Assessing the 'Lost Atlantis' between Australia and Antarctica – subsidence and role in paleo-oceanographic re-organisations

Supervisory Team:

Primary supervisor: Jo Whittaker

Co-supervisor: Taryn Noble

Additional supervisors: Isabel Sauermilch (Utrecht University, The Netherlands)

Brief project description:

This project addresses the Cenozoic evolution of the Tasmanian Gateway, which formed during the tectonic separation of Australia and Antarctica. The opening of the Tasman Gateway has been implicated in the initiation of the Antarctic Circumpolar Current, and possibly played a role in glaciation of Antarctica 34 million years ago.

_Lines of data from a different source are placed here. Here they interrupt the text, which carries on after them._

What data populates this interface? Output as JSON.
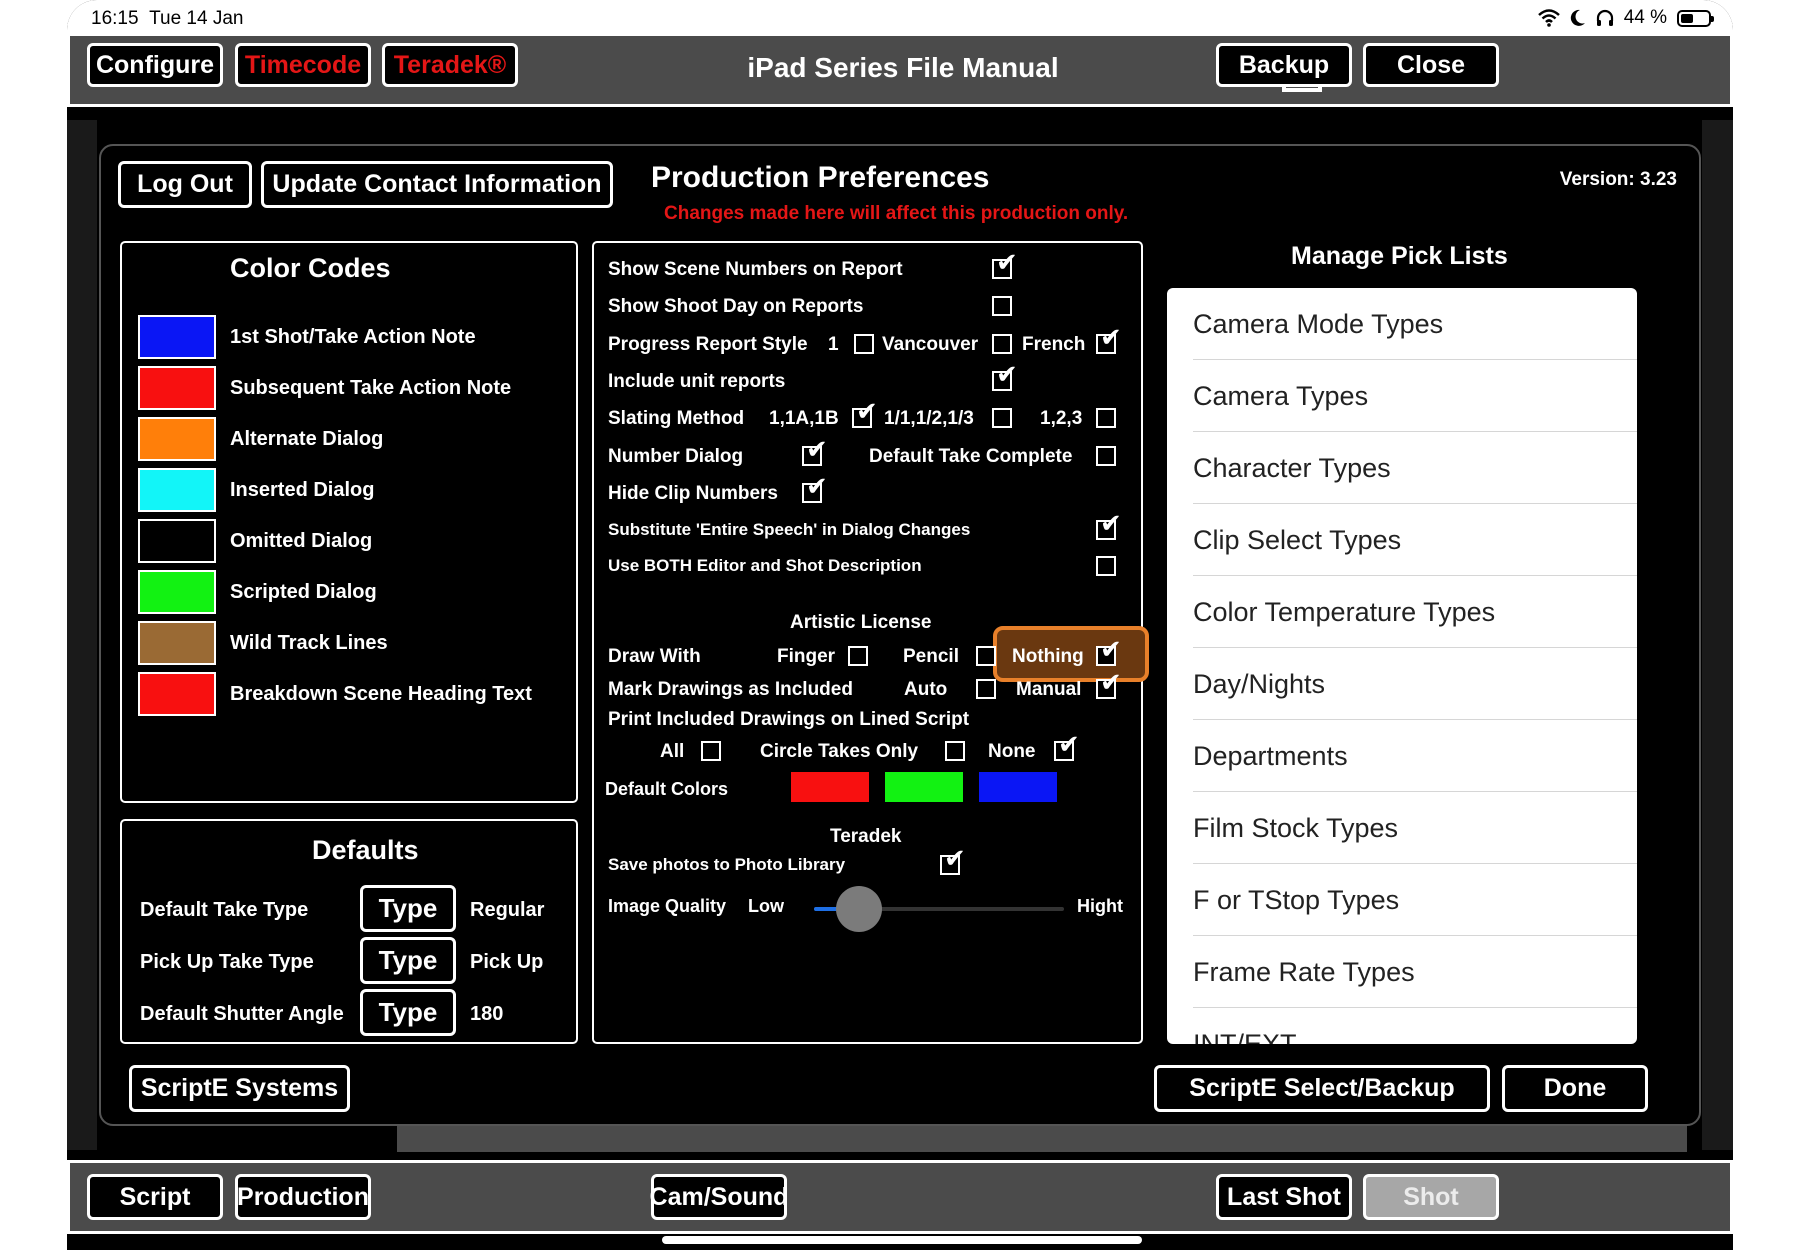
{
  "status": {
    "time": "16:15",
    "date": "Tue 14 Jan",
    "battery": "44 %"
  },
  "topbar": {
    "title": "iPad Series File Manual",
    "configure": "Configure",
    "timecode": "Timecode",
    "teradek": "Teradek®",
    "backup": "Backup",
    "close": "Close",
    "share_icon": "share-icon"
  },
  "modal": {
    "log_out": "Log Out",
    "update_contact": "Update Contact Information",
    "title": "Production Preferences",
    "warning": "Changes made here will affect this production only.",
    "version": "Version: 3.23",
    "scripte_systems": "ScriptE Systems",
    "scripte_select_backup": "ScriptE Select/Backup",
    "done": "Done"
  },
  "color_codes": {
    "title": "Color Codes",
    "items": [
      {
        "label": "1st Shot/Take Action Note",
        "color": "#0a16f5"
      },
      {
        "label": "Subsequent Take Action Note",
        "color": "#f81010"
      },
      {
        "label": "Alternate Dialog",
        "color": "#ff7f0a"
      },
      {
        "label": "Inserted Dialog",
        "color": "#12f5f8"
      },
      {
        "label": "Omitted Dialog",
        "color": "#000000"
      },
      {
        "label": "Scripted Dialog",
        "color": "#12f212"
      },
      {
        "label": "Wild Track Lines",
        "color": "#9a6a34"
      },
      {
        "label": "Breakdown Scene Heading Text",
        "color": "#f81010"
      }
    ]
  },
  "defaults": {
    "title": "Defaults",
    "rows": [
      {
        "label": "Default Take Type",
        "button": "Type",
        "value": "Regular"
      },
      {
        "label": "Pick Up Take Type",
        "button": "Type",
        "value": "Pick Up"
      },
      {
        "label": "Default Shutter Angle",
        "button": "Type",
        "value": "180"
      }
    ]
  },
  "options": {
    "show_scene_numbers": "Show Scene Numbers on Report",
    "show_shoot_day": "Show Shoot Day on Reports",
    "progress_report_style": "Progress Report Style",
    "prs_1": "1",
    "prs_vancouver": "Vancouver",
    "prs_french": "French",
    "include_unit_reports": "Include unit reports",
    "slating_method": "Slating Method",
    "sm_1": "1,1A,1B",
    "sm_2": "1/1,1/2,1/3",
    "sm_3": "1,2,3",
    "number_dialog": "Number Dialog",
    "default_take_complete": "Default Take Complete",
    "hide_clip_numbers": "Hide Clip Numbers",
    "substitute_entire_speech": "Substitute 'Entire Speech' in Dialog Changes",
    "use_both_editor": "Use BOTH Editor and Shot Description",
    "artistic_license": "Artistic License",
    "draw_with": "Draw With",
    "finger": "Finger",
    "pencil": "Pencil",
    "nothing": "Nothing",
    "mark_drawings": "Mark Drawings as Included",
    "auto": "Auto",
    "manual": "Manual",
    "print_included": "Print Included Drawings on Lined Script",
    "all": "All",
    "circle_takes_only": "Circle Takes Only",
    "none": "None",
    "default_colors": "Default Colors",
    "default_color_values": [
      "#f81010",
      "#12f212",
      "#0a16f5"
    ],
    "teradek": "Teradek",
    "save_photos": "Save photos to Photo Library",
    "image_quality": "Image Quality",
    "low": "Low",
    "high": "Hight",
    "image_quality_level": 0.18
  },
  "pick_lists": {
    "title": "Manage Pick Lists",
    "items": [
      "Camera Mode Types",
      "Camera Types",
      "Character Types",
      "Clip Select Types",
      "Color Temperature Types",
      "Day/Nights",
      "Departments",
      "Film Stock Types",
      "F or TStop Types",
      "Frame Rate Types",
      "INT/EXT"
    ]
  },
  "bottombar": {
    "script": "Script",
    "production": "Production",
    "cam_sound": "Cam/Sound",
    "last_shot": "Last Shot",
    "shot": "Shot"
  }
}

Recent high-resolution ocean model simulations by our team demonstrate that only small changes in the depth of the gateway, from 300m to 450m, cause a fundamental reorganization of the Southern Ocean circulation patterns and dramatic surface water cooling (by >4°C) along the entire Antarctic coast.

Although the broader plate tectonic motion between Australia and Antarctica is well constrained, uncertainties remain around the detailed plate tectonic evolution of the Tasman Gateway and its evolving paleodepth, particularly through this crucial 300-450m transition. Additionally, controversies exist around when ‘shallow water’ ocean current flows commenced through the gateway, their directions, strengths, possible linkage to glauconite formations and climatic consequences.

In this project, you will constrain the exact timing of Tasman Gateway subsidence and bottom current flow directions and strengths through the Tasman Gateway’s centre. You will perform authigenic Neodymium (Nd) and Strontium (Sr) isotopic composition analysis and Argon (Ar-Ar) dating, on Eocene and early Oligocene samples taken from ODP 1171, DSDP 280 and 281 sites at the South Tasman Rise.

The key objectives of this project are to:

  1. build a well-constrained subsidence curve for the Eocene and early Oligocene:
  2. constrain bottom water flow direction and strength
Authorised by the Executive Director, Institute for Marine and Antarctic Studies
December 11, 2020